## AVAILABLE RECORDS:
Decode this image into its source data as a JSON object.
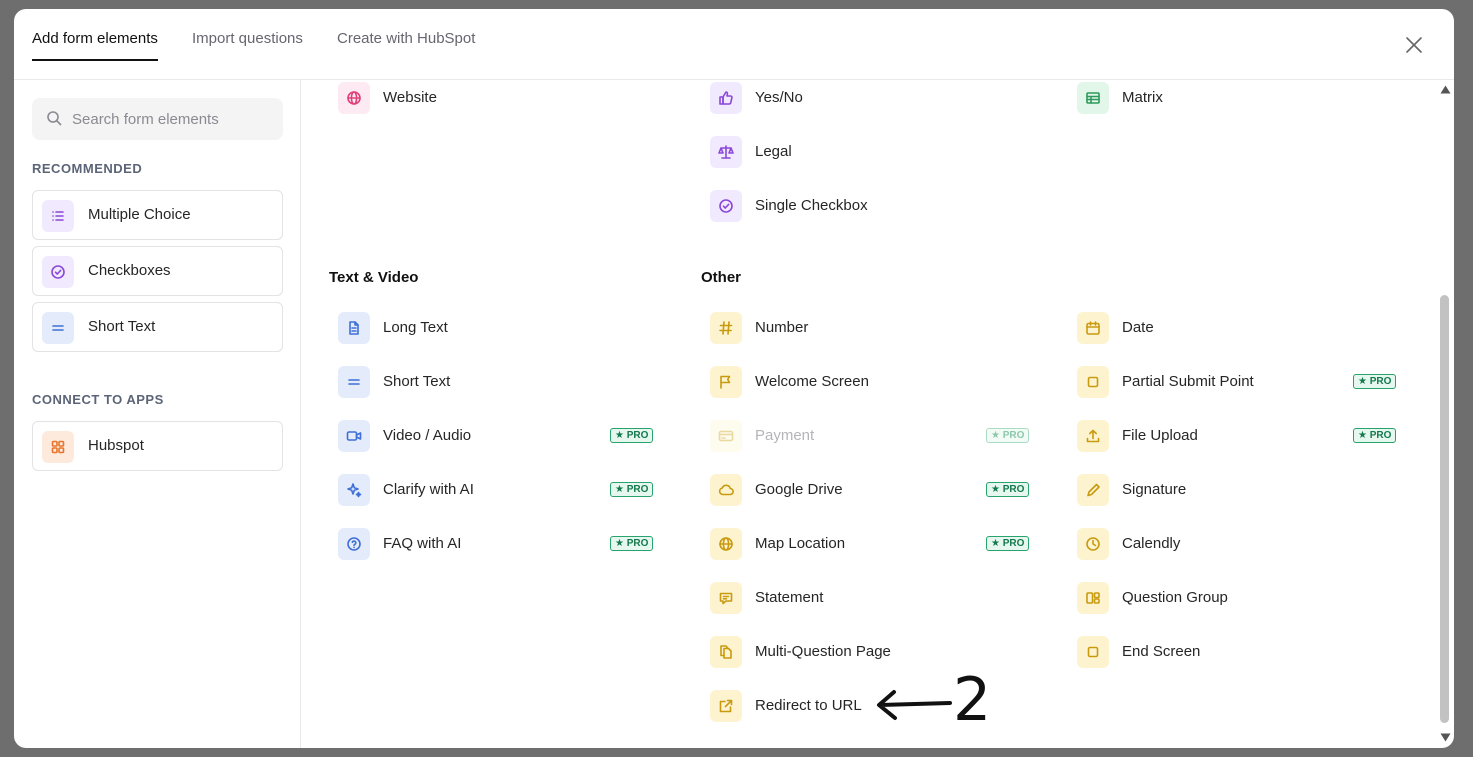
{
  "tabs": [
    {
      "label": "Add form elements",
      "active": true
    },
    {
      "label": "Import questions",
      "active": false
    },
    {
      "label": "Create with HubSpot",
      "active": false
    }
  ],
  "close_icon": "close-icon",
  "sidebar": {
    "search_placeholder": "Search form elements",
    "recommended_label": "RECOMMENDED",
    "recommended": [
      {
        "label": "Multiple Choice",
        "icon": "list-icon",
        "color": "purple"
      },
      {
        "label": "Checkboxes",
        "icon": "check-circle-icon",
        "color": "purple"
      },
      {
        "label": "Short Text",
        "icon": "equals-icon",
        "color": "blue"
      }
    ],
    "connect_label": "CONNECT TO APPS",
    "apps": [
      {
        "label": "Hubspot",
        "icon": "grid-icon",
        "color": "orange"
      }
    ]
  },
  "main": {
    "top_col1": [
      {
        "label": "Website",
        "icon": "globe-icon",
        "color": "pink"
      }
    ],
    "top_col2": [
      {
        "label": "Yes/No",
        "icon": "thumbs-up-icon",
        "color": "purple"
      },
      {
        "label": "Legal",
        "icon": "scale-icon",
        "color": "purple"
      },
      {
        "label": "Single Checkbox",
        "icon": "check-circle-icon",
        "color": "purple"
      }
    ],
    "top_col3": [
      {
        "label": "Matrix",
        "icon": "table-icon",
        "color": "green"
      }
    ],
    "text_video": {
      "heading": "Text & Video",
      "items": [
        {
          "label": "Long Text",
          "icon": "document-icon",
          "pro": false
        },
        {
          "label": "Short Text",
          "icon": "equals-icon",
          "pro": false
        },
        {
          "label": "Video / Audio",
          "icon": "video-icon",
          "pro": true
        },
        {
          "label": "Clarify with AI",
          "icon": "sparkle-icon",
          "pro": true
        },
        {
          "label": "FAQ with AI",
          "icon": "question-icon",
          "pro": true
        }
      ]
    },
    "other": {
      "heading": "Other",
      "col_left": [
        {
          "label": "Number",
          "icon": "hash-icon",
          "pro": false
        },
        {
          "label": "Welcome Screen",
          "icon": "flag-icon",
          "pro": false
        },
        {
          "label": "Payment",
          "icon": "card-icon",
          "pro": true,
          "disabled": true
        },
        {
          "label": "Google Drive",
          "icon": "cloud-icon",
          "pro": true
        },
        {
          "label": "Map Location",
          "icon": "globe-icon",
          "pro": true
        },
        {
          "label": "Statement",
          "icon": "chat-icon",
          "pro": false
        },
        {
          "label": "Multi-Question Page",
          "icon": "pages-icon",
          "pro": false
        },
        {
          "label": "Redirect to URL",
          "icon": "external-link-icon",
          "pro": false
        }
      ],
      "col_right": [
        {
          "label": "Date",
          "icon": "calendar-icon",
          "pro": false
        },
        {
          "label": "Partial Submit Point",
          "icon": "square-icon",
          "pro": true
        },
        {
          "label": "File Upload",
          "icon": "upload-icon",
          "pro": true
        },
        {
          "label": "Signature",
          "icon": "pen-icon",
          "pro": false
        },
        {
          "label": "Calendly",
          "icon": "clock-icon",
          "pro": false
        },
        {
          "label": "Question Group",
          "icon": "group-icon",
          "pro": false
        },
        {
          "label": "End Screen",
          "icon": "square-icon",
          "pro": false
        }
      ]
    },
    "pro_badge": "★ PRO",
    "annotation_number": "2"
  },
  "colors": {
    "pro_border": "#27a36b",
    "pro_bg": "#e6f7ef",
    "tab_active": "#111111"
  }
}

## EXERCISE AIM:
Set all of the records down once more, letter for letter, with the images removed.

## EXERCISE SOLUTION:
Decode this image into its source data as a JSON object.
{
  "tabs": [
    {
      "label": "Add form elements",
      "active": true
    },
    {
      "label": "Import questions",
      "active": false
    },
    {
      "label": "Create with HubSpot",
      "active": false
    }
  ],
  "close_icon": "close-icon",
  "sidebar": {
    "search_placeholder": "Search form elements",
    "recommended_label": "RECOMMENDED",
    "recommended": [
      {
        "label": "Multiple Choice",
        "icon": "list-icon",
        "color": "purple"
      },
      {
        "label": "Checkboxes",
        "icon": "check-circle-icon",
        "color": "purple"
      },
      {
        "label": "Short Text",
        "icon": "equals-icon",
        "color": "blue"
      }
    ],
    "connect_label": "CONNECT TO APPS",
    "apps": [
      {
        "label": "Hubspot",
        "icon": "grid-icon",
        "color": "orange"
      }
    ]
  },
  "main": {
    "top_col1": [
      {
        "label": "Website",
        "icon": "globe-icon",
        "color": "pink"
      }
    ],
    "top_col2": [
      {
        "label": "Yes/No",
        "icon": "thumbs-up-icon",
        "color": "purple"
      },
      {
        "label": "Legal",
        "icon": "scale-icon",
        "color": "purple"
      },
      {
        "label": "Single Checkbox",
        "icon": "check-circle-icon",
        "color": "purple"
      }
    ],
    "top_col3": [
      {
        "label": "Matrix",
        "icon": "table-icon",
        "color": "green"
      }
    ],
    "text_video": {
      "heading": "Text & Video",
      "items": [
        {
          "label": "Long Text",
          "icon": "document-icon",
          "pro": false
        },
        {
          "label": "Short Text",
          "icon": "equals-icon",
          "pro": false
        },
        {
          "label": "Video / Audio",
          "icon": "video-icon",
          "pro": true
        },
        {
          "label": "Clarify with AI",
          "icon": "sparkle-icon",
          "pro": true
        },
        {
          "label": "FAQ with AI",
          "icon": "question-icon",
          "pro": true
        }
      ]
    },
    "other": {
      "heading": "Other",
      "col_left": [
        {
          "label": "Number",
          "icon": "hash-icon",
          "pro": false
        },
        {
          "label": "Welcome Screen",
          "icon": "flag-icon",
          "pro": false
        },
        {
          "label": "Payment",
          "icon": "card-icon",
          "pro": true,
          "disabled": true
        },
        {
          "label": "Google Drive",
          "icon": "cloud-icon",
          "pro": true
        },
        {
          "label": "Map Location",
          "icon": "globe-icon",
          "pro": true
        },
        {
          "label": "Statement",
          "icon": "chat-icon",
          "pro": false
        },
        {
          "label": "Multi-Question Page",
          "icon": "pages-icon",
          "pro": false
        },
        {
          "label": "Redirect to URL",
          "icon": "external-link-icon",
          "pro": false
        }
      ],
      "col_right": [
        {
          "label": "Date",
          "icon": "calendar-icon",
          "pro": false
        },
        {
          "label": "Partial Submit Point",
          "icon": "square-icon",
          "pro": true
        },
        {
          "label": "File Upload",
          "icon": "upload-icon",
          "pro": true
        },
        {
          "label": "Signature",
          "icon": "pen-icon",
          "pro": false
        },
        {
          "label": "Calendly",
          "icon": "clock-icon",
          "pro": false
        },
        {
          "label": "Question Group",
          "icon": "group-icon",
          "pro": false
        },
        {
          "label": "End Screen",
          "icon": "square-icon",
          "pro": false
        }
      ]
    },
    "pro_badge": "★ PRO",
    "annotation_number": "2"
  },
  "colors": {
    "pro_border": "#27a36b",
    "pro_bg": "#e6f7ef",
    "tab_active": "#111111"
  }
}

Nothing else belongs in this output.